An interesting online discussion recently suggested that “one issue with Anglo-Catholic liturgy is that children have basically no involvement”.
I think the exact opposite. From my perspective, catholic worship is “let us play” as much as “let us pray”.
From my perspective, catholic Anglican services are a natural environment for children. If being a catholic Anglican is understood as some sort of obsessive ritual formalism, then not just children have little place there. Such a style is mere formalism, a show with strict, arcane rules.
But, if worship is understood as using signs, symbols, art, music, gestures, actions, and beauty – then, surely, this is a happy environment for children. That there are bits they/we don’t fully understand, or times when we are expected to sit still, these are surely positives in human growing, not negatives. Our secular colleagues are touting this as “mindfulness” etc – why are we so frightened of it?
Part of the issue is that the 1-hour weekly Eucharist is expected to bear the weight of full Christian formation (remembering that “committed” often now means once-in-three-weeks, ie 20 minutes a week). This means that the 10-minute sermon is seen increasingly as adult education rather than a homily, breaking open the Word.

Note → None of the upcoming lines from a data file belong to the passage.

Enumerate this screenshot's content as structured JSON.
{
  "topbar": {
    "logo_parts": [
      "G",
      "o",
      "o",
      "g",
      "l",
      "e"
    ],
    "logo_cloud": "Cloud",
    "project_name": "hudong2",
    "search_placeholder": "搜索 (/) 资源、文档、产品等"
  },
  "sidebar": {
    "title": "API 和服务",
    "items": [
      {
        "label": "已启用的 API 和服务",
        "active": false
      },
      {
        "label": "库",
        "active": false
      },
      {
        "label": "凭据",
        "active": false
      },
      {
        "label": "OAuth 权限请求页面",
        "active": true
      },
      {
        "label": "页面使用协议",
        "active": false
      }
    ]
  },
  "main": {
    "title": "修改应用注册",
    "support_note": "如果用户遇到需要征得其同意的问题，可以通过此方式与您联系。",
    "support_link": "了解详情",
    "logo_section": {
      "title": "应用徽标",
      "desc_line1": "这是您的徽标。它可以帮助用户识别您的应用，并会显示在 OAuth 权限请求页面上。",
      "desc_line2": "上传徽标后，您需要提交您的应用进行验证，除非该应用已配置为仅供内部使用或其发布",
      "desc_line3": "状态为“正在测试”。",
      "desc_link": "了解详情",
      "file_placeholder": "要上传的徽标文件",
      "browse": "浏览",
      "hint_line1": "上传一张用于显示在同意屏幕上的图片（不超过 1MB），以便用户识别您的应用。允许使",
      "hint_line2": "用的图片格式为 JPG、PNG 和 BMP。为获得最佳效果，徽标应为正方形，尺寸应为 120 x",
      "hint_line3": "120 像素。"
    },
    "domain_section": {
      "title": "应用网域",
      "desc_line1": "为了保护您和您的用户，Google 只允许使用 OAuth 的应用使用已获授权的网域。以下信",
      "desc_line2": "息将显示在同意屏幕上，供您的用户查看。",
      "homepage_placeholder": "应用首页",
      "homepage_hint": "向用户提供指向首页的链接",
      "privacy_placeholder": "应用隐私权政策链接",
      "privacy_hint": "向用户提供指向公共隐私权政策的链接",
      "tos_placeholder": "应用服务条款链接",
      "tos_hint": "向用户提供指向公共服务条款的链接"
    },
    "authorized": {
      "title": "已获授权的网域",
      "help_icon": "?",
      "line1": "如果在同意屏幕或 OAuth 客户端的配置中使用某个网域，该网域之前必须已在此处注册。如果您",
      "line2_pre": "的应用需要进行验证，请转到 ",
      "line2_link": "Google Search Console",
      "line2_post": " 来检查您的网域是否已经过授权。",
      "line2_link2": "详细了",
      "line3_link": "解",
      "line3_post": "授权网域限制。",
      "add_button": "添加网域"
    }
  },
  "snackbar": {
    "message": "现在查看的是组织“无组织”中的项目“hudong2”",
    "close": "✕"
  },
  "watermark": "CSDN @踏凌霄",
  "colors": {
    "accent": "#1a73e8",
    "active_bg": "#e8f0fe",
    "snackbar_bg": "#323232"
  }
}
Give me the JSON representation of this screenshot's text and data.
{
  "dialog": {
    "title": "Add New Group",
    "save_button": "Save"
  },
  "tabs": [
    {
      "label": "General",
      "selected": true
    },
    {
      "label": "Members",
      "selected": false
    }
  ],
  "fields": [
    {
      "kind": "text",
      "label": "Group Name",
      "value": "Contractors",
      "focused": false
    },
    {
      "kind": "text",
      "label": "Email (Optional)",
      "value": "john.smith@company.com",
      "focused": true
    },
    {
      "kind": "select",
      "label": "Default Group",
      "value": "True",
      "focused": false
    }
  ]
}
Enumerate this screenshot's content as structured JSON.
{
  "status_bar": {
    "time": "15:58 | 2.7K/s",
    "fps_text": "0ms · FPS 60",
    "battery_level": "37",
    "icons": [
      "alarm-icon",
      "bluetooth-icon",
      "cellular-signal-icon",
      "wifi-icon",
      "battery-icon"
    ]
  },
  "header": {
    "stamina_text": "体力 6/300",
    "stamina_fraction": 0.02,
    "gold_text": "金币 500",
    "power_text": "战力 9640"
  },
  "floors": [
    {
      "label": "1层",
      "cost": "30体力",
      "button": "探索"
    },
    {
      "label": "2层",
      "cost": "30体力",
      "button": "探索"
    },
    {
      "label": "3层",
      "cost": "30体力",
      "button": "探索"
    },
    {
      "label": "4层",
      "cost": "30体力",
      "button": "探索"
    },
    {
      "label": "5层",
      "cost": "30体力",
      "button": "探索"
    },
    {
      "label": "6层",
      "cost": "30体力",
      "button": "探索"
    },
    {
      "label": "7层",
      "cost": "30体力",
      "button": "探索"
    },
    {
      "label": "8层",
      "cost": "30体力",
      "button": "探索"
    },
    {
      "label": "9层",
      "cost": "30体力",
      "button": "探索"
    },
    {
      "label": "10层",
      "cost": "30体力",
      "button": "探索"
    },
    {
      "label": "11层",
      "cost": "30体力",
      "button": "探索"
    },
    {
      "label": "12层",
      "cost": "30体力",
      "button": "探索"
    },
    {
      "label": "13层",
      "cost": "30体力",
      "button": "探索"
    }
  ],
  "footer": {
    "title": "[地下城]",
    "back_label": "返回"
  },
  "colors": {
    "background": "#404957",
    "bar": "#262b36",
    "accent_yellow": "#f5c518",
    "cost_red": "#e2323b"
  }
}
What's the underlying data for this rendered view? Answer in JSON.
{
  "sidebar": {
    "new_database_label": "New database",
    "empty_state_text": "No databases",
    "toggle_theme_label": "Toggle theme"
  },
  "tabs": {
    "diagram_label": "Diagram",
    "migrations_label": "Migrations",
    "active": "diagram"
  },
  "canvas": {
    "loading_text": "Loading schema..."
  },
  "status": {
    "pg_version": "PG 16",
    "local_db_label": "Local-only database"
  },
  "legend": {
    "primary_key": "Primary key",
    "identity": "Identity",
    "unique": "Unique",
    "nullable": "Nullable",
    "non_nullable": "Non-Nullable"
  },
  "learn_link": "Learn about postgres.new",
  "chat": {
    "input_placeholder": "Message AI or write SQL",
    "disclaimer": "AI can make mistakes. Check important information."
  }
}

If you are separating by age groups in the Eucharist for the Ministry of the Word (for separate education at the readings-and-sermon time), then you need to have the adults leave the place you are worshipping in as often as you have the children do so! Adults need education at least as much (if not more) than children. If the 10 minute homily is regarded as adult education, we are in our secular context, in trouble.
Thankfully, the discussion oozed with examples of catholic Anglican worship with full involvement of children, including in leadership. Children are given percussion instruments to join in the music, liturgical roles are given to them, new roles are created for them, and adults learn new things as explanations are directed to the children.